And perhaps this is why I am so uneasy with our current racial commentaries and discourse, or at least those that our media likes to highlight.
For example, in the past week, I’ve been reading a lot on a new trend that declares math is racist: one plus one may equal two, but if a child reaches a different conclusion and you correct them, you may be a racist. I read these stories in disbelief. I can’t help but wonder if the media is only picking up on fringe movements, or if this is really something that has wider appeal.
When I read such stories there is something that does ring true. We create narratives for ourselves from our experiences. If over time, some teachers teach down to students of color, assuming that math is not their strength, or if children were born into families that do not support educational pursuits, then this can have an impact on the story that starts to play into the minds of our children. They start to believe that they aren’t able to compete educationally, and this saying rings true – “whether you think you can, or you think you can’t, you’re right.”
What I’ve found in all my travels is that the principles of liberty and freedom are universal human values that transcend culture. I witnessed it in the yearnings of liberation that surfaced shortly after we left Burma, resulting in a massive crackdown in 1988. A year later, we saw it again in China in the 1989 Tiananmen Square protests. Then again in the “color revolutions” in Eastern Europe.
What I found so remarkable was that our country in particular, and other Western countries in general, birthed these ideas. It is due to these western values that the only foreigners we didn’t engage with during our time in Burma were the North Koreans. A despotic nation so fearful of value contamination, they were not allowed to co-mingle in the ex-pat community where Westerners were present. Heck, we even hung out with the Russians, and this was the height of the Cold War. In fact, it was a true Russian bear hug from the Russian military attaché that perhaps did the most to solidify our common humanity in my young mind.

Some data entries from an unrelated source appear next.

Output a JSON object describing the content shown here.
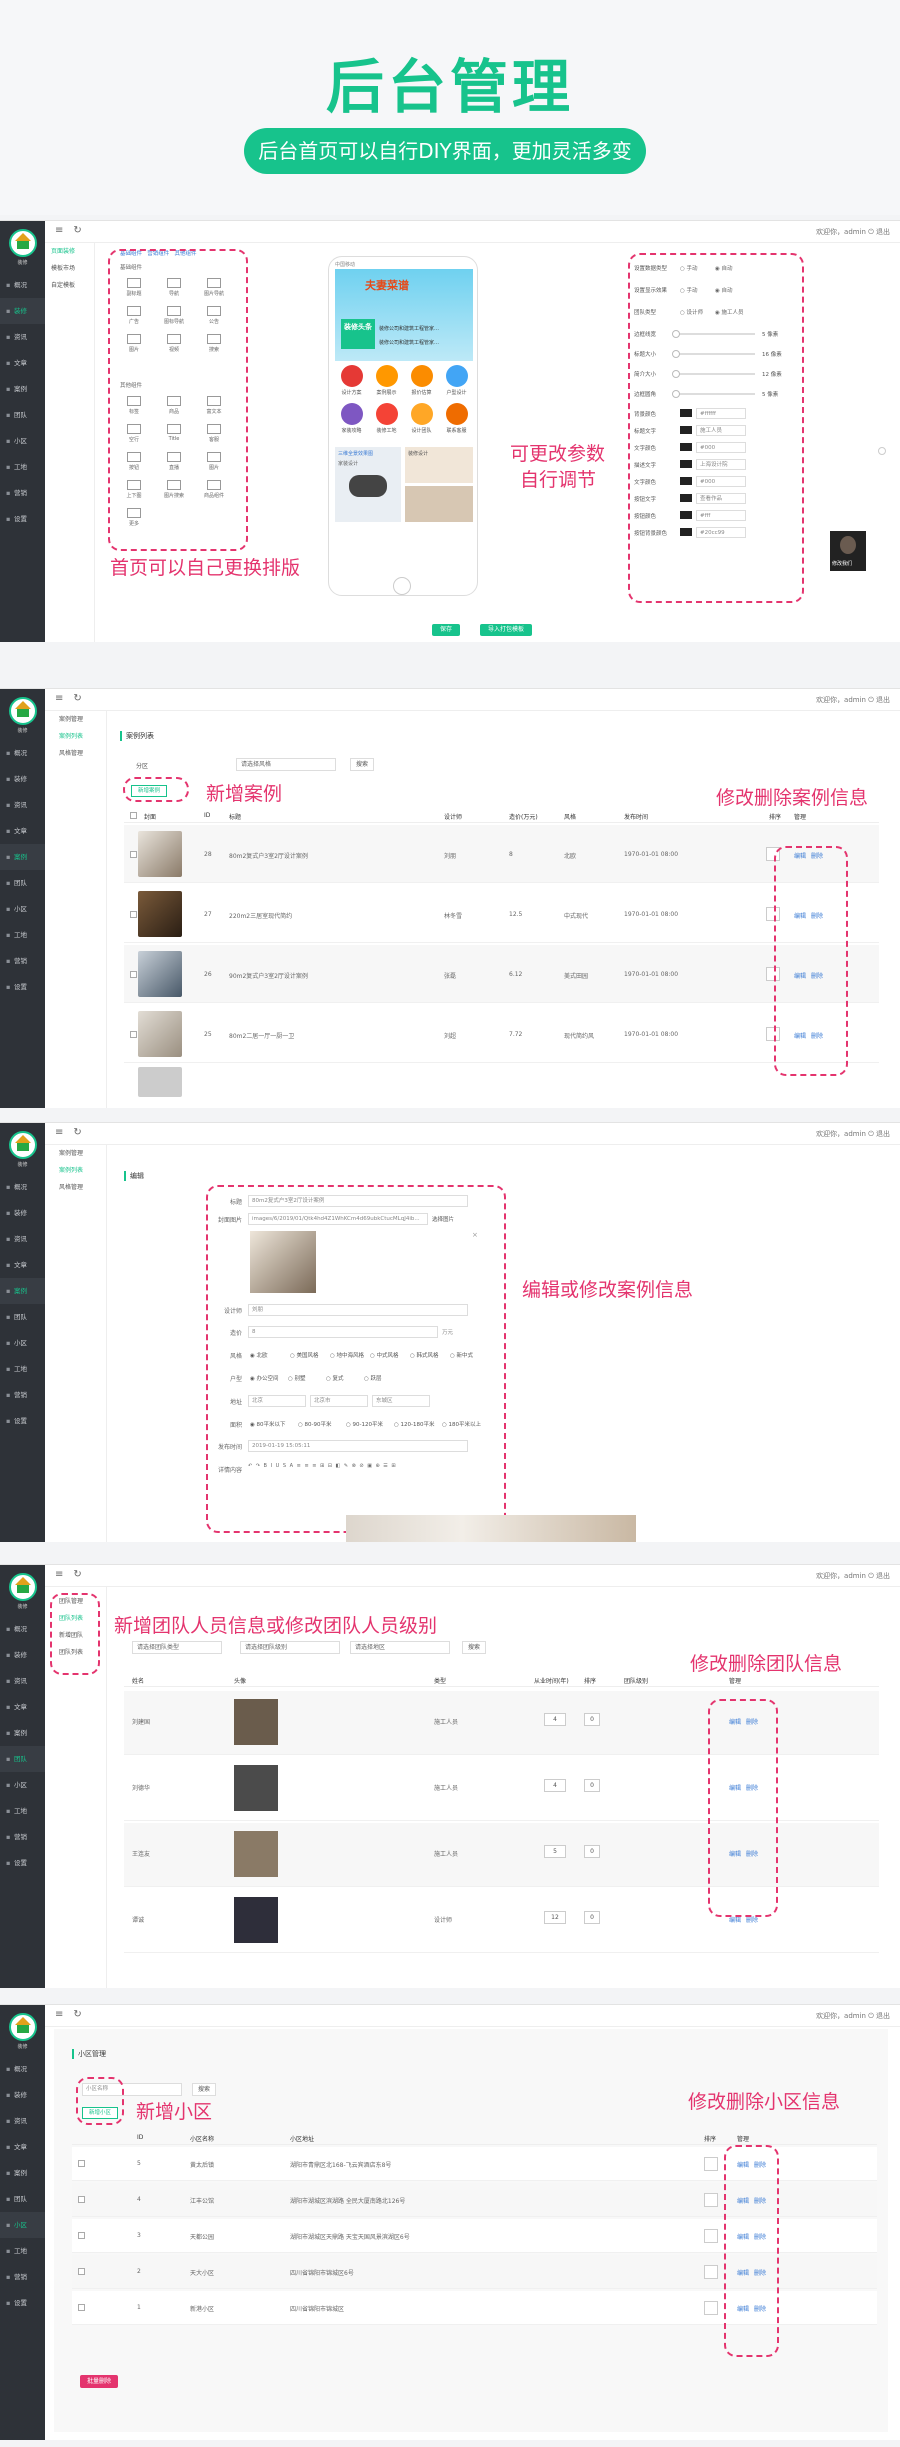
{
  "hero": {
    "title": "后台管理",
    "subtitle": "后台首页可以自行DIY界面，更加灵活多变"
  },
  "topbar": {
    "welcome": "欢迎你，admin",
    "logout": "退出"
  },
  "logo_text": "装修",
  "main_nav": [
    "概况",
    "装修",
    "资讯",
    "文章",
    "案例",
    "团队",
    "小区",
    "工地",
    "营销",
    "设置"
  ],
  "shots": {
    "diy": {
      "annotations": [
        "首页可以自己更换排版",
        "可更改参数",
        "自行调节"
      ],
      "subnav": [
        "页面装修",
        "模板市场",
        "自定模板"
      ],
      "components_tabs": [
        "基础组件",
        "营销组件",
        "其他组件"
      ],
      "components_group1": "基础组件",
      "components": [
        "副标题",
        "导航",
        "图片导航",
        "广告",
        "图标导航",
        "公告",
        "图片",
        "视频",
        "搜索"
      ],
      "components_group2": "其他组件",
      "components2": [
        "标签",
        "商品",
        "富文本",
        "空行",
        "Title",
        "客服",
        "按钮",
        "直播",
        "图片",
        "上下图",
        "图片搜索",
        "商品组件",
        "更多"
      ],
      "phone": {
        "status": "中国移动",
        "banner_title": "夫妻菜谱",
        "banner_sub": "装修头条",
        "news1": "装修公司和建筑工程管家…",
        "news2": "装修公司和建筑工程管家…",
        "icons": [
          "设计方案",
          "案例展示",
          "报价估算",
          "户型设计",
          "家装攻略",
          "装修工地",
          "设计团队",
          "联系客服"
        ],
        "ad_title": "三维全景效果图",
        "ad_sub": "家装设计",
        "ad2": "装修设计"
      },
      "props": {
        "rows": [
          {
            "label": "设置数据类型",
            "opt1": "手动",
            "opt2": "自动"
          },
          {
            "label": "设置显示效果",
            "opt1": "手动",
            "opt2": "自动"
          },
          {
            "label": "团队类型",
            "opt1": "设计师",
            "opt2": "施工人员"
          }
        ],
        "sliders": [
          {
            "label": "边框线宽",
            "value": "5 像素"
          },
          {
            "label": "标题大小",
            "value": "16 像素"
          },
          {
            "label": "简介大小",
            "value": "12 像素"
          },
          {
            "label": "边框圆角",
            "value": "5 像素"
          }
        ],
        "bg_label": "背景颜色",
        "bg_value": "#ffffff",
        "title_text_label": "标题文字",
        "title_text": "施工人员",
        "title_color_label": "文字颜色",
        "title_color": "#000",
        "desc_text_label": "描述文字",
        "desc_text": "上海设计院",
        "desc_color_label": "文字颜色",
        "desc_color": "#000",
        "btn_text_label": "按钮文字",
        "btn_text": "查看作品",
        "btn_bg_label": "按钮颜色",
        "btn_bg": "#fff",
        "btn_border_label": "按钮背景颜色",
        "btn_border": "#20cc99"
      },
      "preview_card": "修改我们",
      "footer_buttons": [
        "保存",
        "导入打包模板"
      ]
    },
    "cases": {
      "annotations": [
        "新增案例",
        "修改删除案例信息"
      ],
      "subnav": [
        "案例管理",
        "案例列表",
        "风格管理"
      ],
      "page_title": "案例列表",
      "filter_label": "分区",
      "filter_value": "请选择风格",
      "search": "搜索",
      "add_button": "新增案例",
      "columns": [
        "封面",
        "ID",
        "标题",
        "设计师",
        "造价(万元)",
        "风格",
        "发布时间",
        "排序",
        "管理"
      ],
      "rows": [
        {
          "id": "28",
          "title": "80m2复式户3室2厅设计案例",
          "designer": "刘朋",
          "cost": "8",
          "style": "北欧",
          "time": "1970-01-01 08:00"
        },
        {
          "id": "27",
          "title": "220m2三居室现代简约",
          "designer": "林冬雪",
          "cost": "12.5",
          "style": "中式现代",
          "time": "1970-01-01 08:00"
        },
        {
          "id": "26",
          "title": "90m2复式户3室2厅设计案例",
          "designer": "张磊",
          "cost": "6.12",
          "style": "美式田园",
          "time": "1970-01-01 08:00"
        },
        {
          "id": "25",
          "title": "80m2二居一厅一厨一卫",
          "designer": "刘超",
          "cost": "7.72",
          "style": "现代简约风",
          "time": "1970-01-01 08:00"
        }
      ],
      "actions": [
        "编辑",
        "删除"
      ]
    },
    "edit": {
      "annotation": "编辑或修改案例信息",
      "subnav": [
        "案例管理",
        "案例列表",
        "风格管理"
      ],
      "page_title": "编辑",
      "fields": {
        "title_label": "标题",
        "title_value": "80m2复式户3室2厅设计案例",
        "cover_label": "封面图片",
        "cover_value": "images/6/2019/01/Qtk4hd4Z1WhKCm4d69ubkCtucMLqJ4ib...",
        "cover_button": "选择图片",
        "designer_label": "设计师",
        "designer_value": "刘朋",
        "cost_label": "造价",
        "cost_value": "8",
        "cost_unit": "万元",
        "style_label": "风格",
        "styles": [
          "北欧",
          "美国风格",
          "地中海风格",
          "中式风格",
          "韩式风格",
          "新中式"
        ],
        "house_label": "户型",
        "houses": [
          "办公空间",
          "别墅",
          "复式",
          "跃层"
        ],
        "area_label": "地址",
        "city": "北京",
        "district": "北京市",
        "street": "东城区",
        "size_label": "面积",
        "sizes": [
          "80平米以下",
          "80-90平米",
          "90-120平米",
          "120-180平米",
          "180平米以上"
        ],
        "time_label": "发布时间",
        "time_value": "2019-01-19 15:05:11",
        "detail_label": "详情内容"
      }
    },
    "team": {
      "annotations": [
        "新增团队人员信息或修改团队人员级别",
        "修改删除团队信息"
      ],
      "subnav": [
        "团队管理",
        "团队列表",
        "新增团队",
        "团队列表"
      ],
      "filters": {
        "type": "请选择团队类型",
        "level": "请选择团队级别",
        "area": "请选择地区",
        "search": "搜索"
      },
      "columns": [
        "姓名",
        "头像",
        "类型",
        "从业时间(年)",
        "排序",
        "团队级别",
        "管理"
      ],
      "rows": [
        {
          "name": "刘建国",
          "type": "施工人员",
          "years": "4",
          "rank": "0"
        },
        {
          "name": "刘德华",
          "type": "施工人员",
          "years": "4",
          "rank": "0"
        },
        {
          "name": "王连友",
          "type": "施工人员",
          "years": "5",
          "rank": "0"
        },
        {
          "name": "谭诚",
          "type": "设计师",
          "years": "12",
          "rank": "0"
        }
      ],
      "actions": [
        "编辑",
        "删除"
      ]
    },
    "community": {
      "annotations": [
        "新增小区",
        "修改删除小区信息"
      ],
      "page_title": "小区管理",
      "search_placeholder": "小区名称",
      "search": "搜索",
      "add_button": "新增小区",
      "columns": [
        "ID",
        "小区名称",
        "小区地址",
        "排序",
        "管理"
      ],
      "rows": [
        {
          "id": "5",
          "name": "黄太后镇",
          "addr": "湖阳市青鼎区北168-飞云宾酒店东8号"
        },
        {
          "id": "4",
          "name": "江丰公馆",
          "addr": "湖阳市湖城区滨湖路 全民大厦南路北126号"
        },
        {
          "id": "3",
          "name": "天都公园",
          "addr": "湖阳市湖城区天鼎路 天宝天国风景滨湖区6号"
        },
        {
          "id": "2",
          "name": "天大小区",
          "addr": "四川省锦阳市锦城区6号"
        },
        {
          "id": "1",
          "name": "新港小区",
          "addr": "四川省锦阳市锦城区"
        }
      ],
      "actions": [
        "编辑",
        "删除"
      ],
      "batch_delete": "批量删除"
    }
  },
  "colors": {
    "brand": "#17c38c",
    "annotation": "#e4346e",
    "sidebar": "#2e3238"
  },
  "icons": [
    "menu-icon",
    "refresh-icon",
    "logout-icon"
  ]
}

Although these values did not extend to everyone at our founding, it is because of them that we have evolved to expand rights to women, people of color, those of different sexual orientations, and so on. It is because of these values and the agency of abolitionists like Frederick Douglass that we fought a civil war and ended slavery. And these values spurred Martin Luther King, Jr. to lead the Civil Rights Movement. While not always timely, and often marred with bloody struggle, we continue to expand these values.
The challenge to these values is the institutionalization of a narrative of oppression. This emerging discourse locks us into patterns that are hard to unravel. Indeed, unraveling the institutions that upheld racism has been a historic challenge. Instilling the ethos of oppression and “learned helplessness” is akin to the dumbing down of students of color, and ultimately the most egregious of racisms. Oppression and helplessness instill a lack of agency.
Liberation, freedom and equality – which I assume are the goals of our new activists – are suffocated without agency. But we can change the narrative.
The stories of your ancestors are a start. The stories of daughters who were told they could be president are a start. The story of a black man who did become president is a start.
As we engage in a more honest review of our history, we must wrangle with oppression, but let us not forget the stories of uplift and strength, the stories of Daniel Brown and many others who blazed their own trails despite the truly gigantic obstacles they faced.
In transit from Hyderabad to Dubai,
J.D. Richmond is the founder of Truth in Between and the host of the Hold my Drink Podcast: navigating the news and politics with a chaser of civility. She is constantly searching for context through correspondence and conversation.
W.F. Twyman, Jr. is a former law professor in search of truth in the public square.